> Your assignment
Write the entries out again. Each one must match exactly.

┌──

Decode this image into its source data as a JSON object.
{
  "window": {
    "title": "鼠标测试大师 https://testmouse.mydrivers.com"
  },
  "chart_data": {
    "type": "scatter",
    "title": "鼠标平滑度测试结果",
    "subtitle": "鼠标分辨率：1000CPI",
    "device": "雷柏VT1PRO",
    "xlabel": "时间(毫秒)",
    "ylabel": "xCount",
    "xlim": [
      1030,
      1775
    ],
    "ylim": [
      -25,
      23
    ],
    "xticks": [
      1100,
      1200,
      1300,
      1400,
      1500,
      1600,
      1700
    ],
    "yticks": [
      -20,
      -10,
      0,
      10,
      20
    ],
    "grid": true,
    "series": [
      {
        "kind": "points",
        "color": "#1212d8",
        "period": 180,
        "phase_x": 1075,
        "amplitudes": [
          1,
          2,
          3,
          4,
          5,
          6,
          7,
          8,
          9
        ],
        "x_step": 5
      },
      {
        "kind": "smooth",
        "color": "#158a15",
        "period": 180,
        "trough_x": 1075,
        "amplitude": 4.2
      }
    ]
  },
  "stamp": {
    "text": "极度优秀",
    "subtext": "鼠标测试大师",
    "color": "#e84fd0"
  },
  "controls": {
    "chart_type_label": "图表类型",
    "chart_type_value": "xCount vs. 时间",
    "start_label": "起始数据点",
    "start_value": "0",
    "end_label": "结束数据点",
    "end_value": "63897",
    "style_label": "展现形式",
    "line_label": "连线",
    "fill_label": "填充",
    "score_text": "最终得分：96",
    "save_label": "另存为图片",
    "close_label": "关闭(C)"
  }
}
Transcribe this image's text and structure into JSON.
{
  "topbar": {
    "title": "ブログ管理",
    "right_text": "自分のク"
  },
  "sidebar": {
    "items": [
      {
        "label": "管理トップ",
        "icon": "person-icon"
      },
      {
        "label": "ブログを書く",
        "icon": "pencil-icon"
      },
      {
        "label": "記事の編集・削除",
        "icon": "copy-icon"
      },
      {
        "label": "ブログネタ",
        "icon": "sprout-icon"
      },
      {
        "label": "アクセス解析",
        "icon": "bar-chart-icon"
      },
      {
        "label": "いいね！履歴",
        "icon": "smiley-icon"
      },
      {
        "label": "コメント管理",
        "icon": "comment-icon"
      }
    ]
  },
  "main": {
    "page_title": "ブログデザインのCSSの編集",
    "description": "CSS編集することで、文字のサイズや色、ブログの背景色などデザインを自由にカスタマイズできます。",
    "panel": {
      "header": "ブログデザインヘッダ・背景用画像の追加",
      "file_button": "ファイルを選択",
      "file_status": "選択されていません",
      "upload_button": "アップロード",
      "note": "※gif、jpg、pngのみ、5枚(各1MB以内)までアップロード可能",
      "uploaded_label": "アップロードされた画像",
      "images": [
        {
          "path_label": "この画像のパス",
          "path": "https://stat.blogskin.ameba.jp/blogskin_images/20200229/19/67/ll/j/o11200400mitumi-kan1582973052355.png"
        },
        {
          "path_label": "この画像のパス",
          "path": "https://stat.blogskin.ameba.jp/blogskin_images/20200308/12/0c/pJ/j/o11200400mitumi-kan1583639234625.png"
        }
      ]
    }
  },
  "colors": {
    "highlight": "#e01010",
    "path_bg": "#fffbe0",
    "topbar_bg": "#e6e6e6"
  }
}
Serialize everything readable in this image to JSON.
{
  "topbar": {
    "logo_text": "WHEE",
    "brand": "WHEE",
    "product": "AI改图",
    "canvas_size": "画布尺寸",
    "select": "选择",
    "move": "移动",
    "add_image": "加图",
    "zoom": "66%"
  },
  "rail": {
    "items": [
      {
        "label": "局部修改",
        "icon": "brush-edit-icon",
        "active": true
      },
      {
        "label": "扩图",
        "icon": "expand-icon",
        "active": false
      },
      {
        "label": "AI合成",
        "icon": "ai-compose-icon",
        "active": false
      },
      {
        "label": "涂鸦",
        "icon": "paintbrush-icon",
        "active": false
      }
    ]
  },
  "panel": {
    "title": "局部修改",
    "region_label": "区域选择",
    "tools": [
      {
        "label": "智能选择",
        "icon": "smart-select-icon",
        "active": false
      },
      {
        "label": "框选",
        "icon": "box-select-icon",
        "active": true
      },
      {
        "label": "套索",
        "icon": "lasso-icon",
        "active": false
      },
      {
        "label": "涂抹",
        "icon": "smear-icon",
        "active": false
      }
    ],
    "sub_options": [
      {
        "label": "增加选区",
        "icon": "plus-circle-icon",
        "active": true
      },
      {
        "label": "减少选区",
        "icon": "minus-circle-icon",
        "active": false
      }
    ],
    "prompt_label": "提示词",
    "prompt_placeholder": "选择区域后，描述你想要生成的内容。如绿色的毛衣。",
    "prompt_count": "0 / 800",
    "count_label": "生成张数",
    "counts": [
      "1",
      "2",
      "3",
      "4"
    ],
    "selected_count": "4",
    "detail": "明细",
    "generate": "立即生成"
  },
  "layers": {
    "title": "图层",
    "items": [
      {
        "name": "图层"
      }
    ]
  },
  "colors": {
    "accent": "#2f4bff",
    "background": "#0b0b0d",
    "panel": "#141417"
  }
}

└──

> Answer space
Decode this image into its source data as a JSON object.
{
  "window": {
    "title": "鼠标测试大师 https://testmouse.mydrivers.com"
  },
  "chart_data": {
    "type": "scatter",
    "title": "鼠标平滑度测试结果",
    "subtitle": "鼠标分辨率：1000CPI",
    "device": "雷柏VT1PRO",
    "xlabel": "时间(毫秒)",
    "ylabel": "xCount",
    "xlim": [
      1030,
      1775
    ],
    "ylim": [
      -25,
      23
    ],
    "xticks": [
      1100,
      1200,
      1300,
      1400,
      1500,
      1600,
      1700
    ],
    "yticks": [
      -20,
      -10,
      0,
      10,
      20
    ],
    "grid": true,
    "series": [
      {
        "kind": "points",
        "color": "#1212d8",
        "period": 180,
        "phase_x": 1075,
        "amplitudes": [
          1,
          2,
          3,
          4,
          5,
          6,
          7,
          8,
          9
        ],
        "x_step": 5
      },
      {
        "kind": "smooth",
        "color": "#158a15",
        "period": 180,
        "trough_x": 1075,
        "amplitude": 4.2
      }
    ]
  },
  "stamp": {
    "text": "极度优秀",
    "subtext": "鼠标测试大师",
    "color": "#e84fd0"
  },
  "controls": {
    "chart_type_label": "图表类型",
    "chart_type_value": "xCount vs. 时间",
    "start_label": "起始数据点",
    "start_value": "0",
    "end_label": "结束数据点",
    "end_value": "63897",
    "style_label": "展现形式",
    "line_label": "连线",
    "fill_label": "填充",
    "score_text": "最终得分：96",
    "save_label": "另存为图片",
    "close_label": "关闭(C)"
  }
}
Transcribe this image's text and structure into JSON.
{
  "topbar": {
    "title": "ブログ管理",
    "right_text": "自分のク"
  },
  "sidebar": {
    "items": [
      {
        "label": "管理トップ",
        "icon": "person-icon"
      },
      {
        "label": "ブログを書く",
        "icon": "pencil-icon"
      },
      {
        "label": "記事の編集・削除",
        "icon": "copy-icon"
      },
      {
        "label": "ブログネタ",
        "icon": "sprout-icon"
      },
      {
        "label": "アクセス解析",
        "icon": "bar-chart-icon"
      },
      {
        "label": "いいね！履歴",
        "icon": "smiley-icon"
      },
      {
        "label": "コメント管理",
        "icon": "comment-icon"
      }
    ]
  },
  "main": {
    "page_title": "ブログデザインのCSSの編集",
    "description": "CSS編集することで、文字のサイズや色、ブログの背景色などデザインを自由にカスタマイズできます。",
    "panel": {
      "header": "ブログデザインヘッダ・背景用画像の追加",
      "file_button": "ファイルを選択",
      "file_status": "選択されていません",
      "upload_button": "アップロード",
      "note": "※gif、jpg、pngのみ、5枚(各1MB以内)までアップロード可能",
      "uploaded_label": "アップロードされた画像",
      "images": [
        {
          "path_label": "この画像のパス",
          "path": "https://stat.blogskin.ameba.jp/blogskin_images/20200229/19/67/ll/j/o11200400mitumi-kan1582973052355.png"
        },
        {
          "path_label": "この画像のパス",
          "path": "https://stat.blogskin.ameba.jp/blogskin_images/20200308/12/0c/pJ/j/o11200400mitumi-kan1583639234625.png"
        }
      ]
    }
  },
  "colors": {
    "highlight": "#e01010",
    "path_bg": "#fffbe0",
    "topbar_bg": "#e6e6e6"
  }
}
Serialize everything readable in this image to JSON.
{
  "topbar": {
    "logo_text": "WHEE",
    "brand": "WHEE",
    "product": "AI改图",
    "canvas_size": "画布尺寸",
    "select": "选择",
    "move": "移动",
    "add_image": "加图",
    "zoom": "66%"
  },
  "rail": {
    "items": [
      {
        "label": "局部修改",
        "icon": "brush-edit-icon",
        "active": true
      },
      {
        "label": "扩图",
        "icon": "expand-icon",
        "active": false
      },
      {
        "label": "AI合成",
        "icon": "ai-compose-icon",
        "active": false
      },
      {
        "label": "涂鸦",
        "icon": "paintbrush-icon",
        "active": false
      }
    ]
  },
  "panel": {
    "title": "局部修改",
    "region_label": "区域选择",
    "tools": [
      {
        "label": "智能选择",
        "icon": "smart-select-icon",
        "active": false
      },
      {
        "label": "框选",
        "icon": "box-select-icon",
        "active": true
      },
      {
        "label": "套索",
        "icon": "lasso-icon",
        "active": false
      },
      {
        "label": "涂抹",
        "icon": "smear-icon",
        "active": false
      }
    ],
    "sub_options": [
      {
        "label": "增加选区",
        "icon": "plus-circle-icon",
        "active": true
      },
      {
        "label": "减少选区",
        "icon": "minus-circle-icon",
        "active": false
      }
    ],
    "prompt_label": "提示词",
    "prompt_placeholder": "选择区域后，描述你想要生成的内容。如绿色的毛衣。",
    "prompt_count": "0 / 800",
    "count_label": "生成张数",
    "counts": [
      "1",
      "2",
      "3",
      "4"
    ],
    "selected_count": "4",
    "detail": "明细",
    "generate": "立即生成"
  },
  "layers": {
    "title": "图层",
    "items": [
      {
        "name": "图层"
      }
    ]
  },
  "colors": {
    "accent": "#2f4bff",
    "background": "#0b0b0d",
    "panel": "#141417"
  }
}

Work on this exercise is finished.